When it’s time to get your grounding on, close your eyes and take a deep breath. Picture yourself at your favorite place. It may be a favorite place from your childhood or a place you’ve recently visited.
Wherever it is, try and picture the scene in as much detail as you can.
What colors can you see?
What sounds can you hear?
What does it smell like?
It may help to start with the senses of smell and sound before adding visual details of the scene. When you feel like you’ve had enough, open your eyes and take a deep breath.
Technique 3: Practice positive self-talk.
Practice positive self-talk. When you’re feeling anxious, it can be difficult to find the right words. However, talking to yourself in a positive way can help you feel better. When you say anything to yourself, it’s called “self-talk.” When you say nice things to yourself it’s called “positive self-talk” and when you talk harshly to yourself it’s called “negative self-talk.”
When you practice self-talk, it can help soothe your anxieties. Here are some examples of positive self-talk to try out:
“I’m doing okay.”
“I’m safe now.”
“It’s okay to be anxious.”
“I’m happy now.”
“Everything will be all right.”
Technique 4: Get grounded by touching something familiar.

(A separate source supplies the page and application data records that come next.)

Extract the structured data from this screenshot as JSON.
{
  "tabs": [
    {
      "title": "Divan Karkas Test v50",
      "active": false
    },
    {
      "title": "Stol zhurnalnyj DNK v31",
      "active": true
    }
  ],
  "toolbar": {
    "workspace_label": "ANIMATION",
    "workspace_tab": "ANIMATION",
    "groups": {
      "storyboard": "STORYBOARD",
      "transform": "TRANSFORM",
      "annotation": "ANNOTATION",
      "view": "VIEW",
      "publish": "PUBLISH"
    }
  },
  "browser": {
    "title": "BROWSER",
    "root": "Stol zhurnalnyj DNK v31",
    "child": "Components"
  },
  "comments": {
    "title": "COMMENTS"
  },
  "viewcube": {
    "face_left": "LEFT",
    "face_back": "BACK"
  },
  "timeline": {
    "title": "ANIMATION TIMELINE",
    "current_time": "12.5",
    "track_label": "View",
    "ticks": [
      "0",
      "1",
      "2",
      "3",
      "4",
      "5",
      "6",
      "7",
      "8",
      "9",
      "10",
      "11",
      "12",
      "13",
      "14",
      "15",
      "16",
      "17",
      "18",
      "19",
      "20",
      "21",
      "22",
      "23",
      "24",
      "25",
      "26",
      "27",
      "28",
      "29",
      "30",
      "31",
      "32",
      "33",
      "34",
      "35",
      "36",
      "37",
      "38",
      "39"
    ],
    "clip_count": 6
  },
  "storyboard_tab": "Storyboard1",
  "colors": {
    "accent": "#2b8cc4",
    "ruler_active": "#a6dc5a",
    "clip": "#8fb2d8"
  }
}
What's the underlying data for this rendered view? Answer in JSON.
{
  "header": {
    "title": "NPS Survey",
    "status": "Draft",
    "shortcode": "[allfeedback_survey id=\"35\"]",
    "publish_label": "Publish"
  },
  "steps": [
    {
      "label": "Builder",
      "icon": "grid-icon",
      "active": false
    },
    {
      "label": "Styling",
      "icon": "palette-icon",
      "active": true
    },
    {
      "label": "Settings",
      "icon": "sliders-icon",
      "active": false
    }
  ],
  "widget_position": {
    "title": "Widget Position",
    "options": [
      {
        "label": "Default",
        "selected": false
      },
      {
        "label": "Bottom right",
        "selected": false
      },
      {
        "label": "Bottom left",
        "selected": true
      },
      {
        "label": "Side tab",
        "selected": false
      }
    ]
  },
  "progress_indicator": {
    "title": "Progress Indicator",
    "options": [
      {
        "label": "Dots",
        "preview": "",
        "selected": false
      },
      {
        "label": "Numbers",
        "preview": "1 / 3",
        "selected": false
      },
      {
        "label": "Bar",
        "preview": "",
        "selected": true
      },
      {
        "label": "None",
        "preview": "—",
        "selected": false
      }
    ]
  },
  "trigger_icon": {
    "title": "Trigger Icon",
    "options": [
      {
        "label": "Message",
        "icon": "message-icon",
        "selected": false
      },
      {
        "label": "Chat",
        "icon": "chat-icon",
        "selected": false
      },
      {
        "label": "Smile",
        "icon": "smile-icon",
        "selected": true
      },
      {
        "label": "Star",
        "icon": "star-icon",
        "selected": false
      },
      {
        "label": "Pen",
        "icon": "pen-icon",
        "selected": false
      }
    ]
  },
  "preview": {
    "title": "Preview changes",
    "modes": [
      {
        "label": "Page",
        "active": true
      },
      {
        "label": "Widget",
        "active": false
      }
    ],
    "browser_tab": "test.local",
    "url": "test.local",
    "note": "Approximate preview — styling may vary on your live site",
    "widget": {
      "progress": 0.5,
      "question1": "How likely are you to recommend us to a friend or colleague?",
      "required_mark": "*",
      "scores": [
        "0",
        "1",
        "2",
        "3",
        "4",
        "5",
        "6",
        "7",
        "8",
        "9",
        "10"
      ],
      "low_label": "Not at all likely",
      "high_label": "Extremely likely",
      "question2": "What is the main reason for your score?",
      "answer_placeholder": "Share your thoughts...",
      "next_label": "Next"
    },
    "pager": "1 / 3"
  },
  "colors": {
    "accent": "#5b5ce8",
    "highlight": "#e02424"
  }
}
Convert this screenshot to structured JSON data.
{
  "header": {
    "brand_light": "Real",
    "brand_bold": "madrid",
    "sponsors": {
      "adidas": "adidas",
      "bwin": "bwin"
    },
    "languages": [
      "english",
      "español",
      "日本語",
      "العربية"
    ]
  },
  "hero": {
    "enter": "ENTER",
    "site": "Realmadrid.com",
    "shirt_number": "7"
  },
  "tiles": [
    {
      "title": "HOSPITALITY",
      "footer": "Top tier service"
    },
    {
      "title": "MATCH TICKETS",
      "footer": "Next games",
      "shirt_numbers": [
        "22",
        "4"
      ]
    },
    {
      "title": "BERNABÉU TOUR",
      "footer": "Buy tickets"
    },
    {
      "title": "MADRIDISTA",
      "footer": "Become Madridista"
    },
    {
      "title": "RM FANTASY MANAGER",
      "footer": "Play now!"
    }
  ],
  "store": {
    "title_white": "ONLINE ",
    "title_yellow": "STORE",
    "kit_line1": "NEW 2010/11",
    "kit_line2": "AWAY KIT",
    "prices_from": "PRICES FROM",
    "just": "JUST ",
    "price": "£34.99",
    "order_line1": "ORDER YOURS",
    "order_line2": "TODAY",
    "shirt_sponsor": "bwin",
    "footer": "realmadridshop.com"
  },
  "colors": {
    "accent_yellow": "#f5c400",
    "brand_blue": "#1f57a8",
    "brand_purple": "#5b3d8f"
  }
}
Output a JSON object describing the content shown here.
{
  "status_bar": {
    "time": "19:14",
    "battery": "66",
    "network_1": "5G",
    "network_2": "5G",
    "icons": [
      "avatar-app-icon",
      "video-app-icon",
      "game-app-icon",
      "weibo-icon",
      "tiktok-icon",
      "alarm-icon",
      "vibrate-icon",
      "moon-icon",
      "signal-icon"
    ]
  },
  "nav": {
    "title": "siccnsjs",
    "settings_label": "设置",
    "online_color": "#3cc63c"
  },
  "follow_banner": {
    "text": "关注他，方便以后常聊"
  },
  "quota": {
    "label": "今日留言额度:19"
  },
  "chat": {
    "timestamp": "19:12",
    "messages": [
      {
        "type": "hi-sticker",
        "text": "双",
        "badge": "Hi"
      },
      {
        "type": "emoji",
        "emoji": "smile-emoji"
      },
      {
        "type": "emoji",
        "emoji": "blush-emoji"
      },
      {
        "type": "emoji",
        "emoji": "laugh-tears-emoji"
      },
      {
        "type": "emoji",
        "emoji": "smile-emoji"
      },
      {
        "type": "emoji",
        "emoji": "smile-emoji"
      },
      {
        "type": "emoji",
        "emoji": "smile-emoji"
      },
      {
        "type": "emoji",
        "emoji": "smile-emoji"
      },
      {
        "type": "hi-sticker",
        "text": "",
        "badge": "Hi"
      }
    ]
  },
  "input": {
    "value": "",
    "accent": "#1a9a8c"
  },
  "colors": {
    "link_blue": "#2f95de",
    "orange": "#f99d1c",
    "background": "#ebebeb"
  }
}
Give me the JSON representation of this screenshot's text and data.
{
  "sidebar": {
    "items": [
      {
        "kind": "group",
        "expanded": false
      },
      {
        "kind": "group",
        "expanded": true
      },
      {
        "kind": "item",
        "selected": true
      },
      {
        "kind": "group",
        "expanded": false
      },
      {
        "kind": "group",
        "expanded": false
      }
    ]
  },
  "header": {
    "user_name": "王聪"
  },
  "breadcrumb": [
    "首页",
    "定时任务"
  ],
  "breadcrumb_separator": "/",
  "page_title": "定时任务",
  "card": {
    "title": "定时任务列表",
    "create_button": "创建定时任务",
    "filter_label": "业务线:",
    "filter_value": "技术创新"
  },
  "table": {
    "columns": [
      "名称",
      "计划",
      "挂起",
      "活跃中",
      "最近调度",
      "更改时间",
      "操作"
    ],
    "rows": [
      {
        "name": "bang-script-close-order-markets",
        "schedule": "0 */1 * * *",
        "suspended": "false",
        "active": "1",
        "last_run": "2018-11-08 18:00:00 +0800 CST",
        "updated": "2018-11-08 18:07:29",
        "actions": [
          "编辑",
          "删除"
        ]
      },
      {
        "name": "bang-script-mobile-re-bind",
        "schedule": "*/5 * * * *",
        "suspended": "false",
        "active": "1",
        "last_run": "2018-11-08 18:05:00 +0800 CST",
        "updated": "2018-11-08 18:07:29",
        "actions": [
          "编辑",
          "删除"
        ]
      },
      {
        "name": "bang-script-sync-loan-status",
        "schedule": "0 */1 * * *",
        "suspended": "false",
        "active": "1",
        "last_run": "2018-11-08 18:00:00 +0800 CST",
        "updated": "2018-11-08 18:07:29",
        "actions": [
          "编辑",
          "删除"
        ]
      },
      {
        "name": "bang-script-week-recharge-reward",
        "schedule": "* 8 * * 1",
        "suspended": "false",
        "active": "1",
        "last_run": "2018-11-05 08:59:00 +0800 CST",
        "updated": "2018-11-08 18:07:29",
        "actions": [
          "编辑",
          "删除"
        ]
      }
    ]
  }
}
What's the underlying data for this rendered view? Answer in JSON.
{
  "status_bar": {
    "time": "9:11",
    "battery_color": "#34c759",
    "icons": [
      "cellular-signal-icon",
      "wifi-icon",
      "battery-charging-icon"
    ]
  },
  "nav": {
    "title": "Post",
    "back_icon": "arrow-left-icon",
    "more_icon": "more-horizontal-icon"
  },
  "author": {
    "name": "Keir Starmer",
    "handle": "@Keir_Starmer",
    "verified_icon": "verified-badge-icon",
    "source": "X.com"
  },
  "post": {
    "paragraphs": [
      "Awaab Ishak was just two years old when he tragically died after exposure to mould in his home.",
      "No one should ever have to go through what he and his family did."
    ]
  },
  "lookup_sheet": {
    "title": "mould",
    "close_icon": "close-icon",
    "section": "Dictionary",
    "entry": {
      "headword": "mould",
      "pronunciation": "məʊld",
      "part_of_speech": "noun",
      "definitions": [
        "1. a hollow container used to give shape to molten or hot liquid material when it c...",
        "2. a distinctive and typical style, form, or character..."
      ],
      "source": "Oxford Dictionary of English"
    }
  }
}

Something helpful is keeping a familiar object in a place specifically for grounding so that when anxiety starts you can easily access it. Touching an object that is familiar to you can help you feel grounded after a panic attack or anxious thought. Touching your wrist, a piece of jewelry, a pet, or a family member will remind you that you are safe and not in the danger your anxiety is telling you that you’re in.
Technique 5: Create a mantra
A mantra is a word or phrase that is repeated over and over again to help one feel grounded and focused. You can create a mantra that best suits your needs. This could also be a positive affirmation that you feel helps you affirm you are on the correct path or that you are safe and okay.
For example, if you are experiencing anxiety about a situation, you may want to repeat “I am safe” as your mantra. This can help focus on your safety as opposed to the negative thoughts or feelings you are having about the situation.
The grounding techniques listed above are a great starting point for those suffering from anxiety. The more often you practice these techniques, the more effective they will be for you. One technique that you may want to try is taking a few deep breaths. The simple act of focusing on your breathing can help bring your focus back to the present moment and can help you feel more grounded and relaxed.
Keep in mind that if you feel like your anxiety is not subsiding or getting better, it is important to seek professional help in the form of a mental health provider. You may have an anxiety disorder, or be suffering from another mental illness. There are many treatments available for anxiety disorders, and it’s important to seek treatment when possible.
*This article was originally published on Medium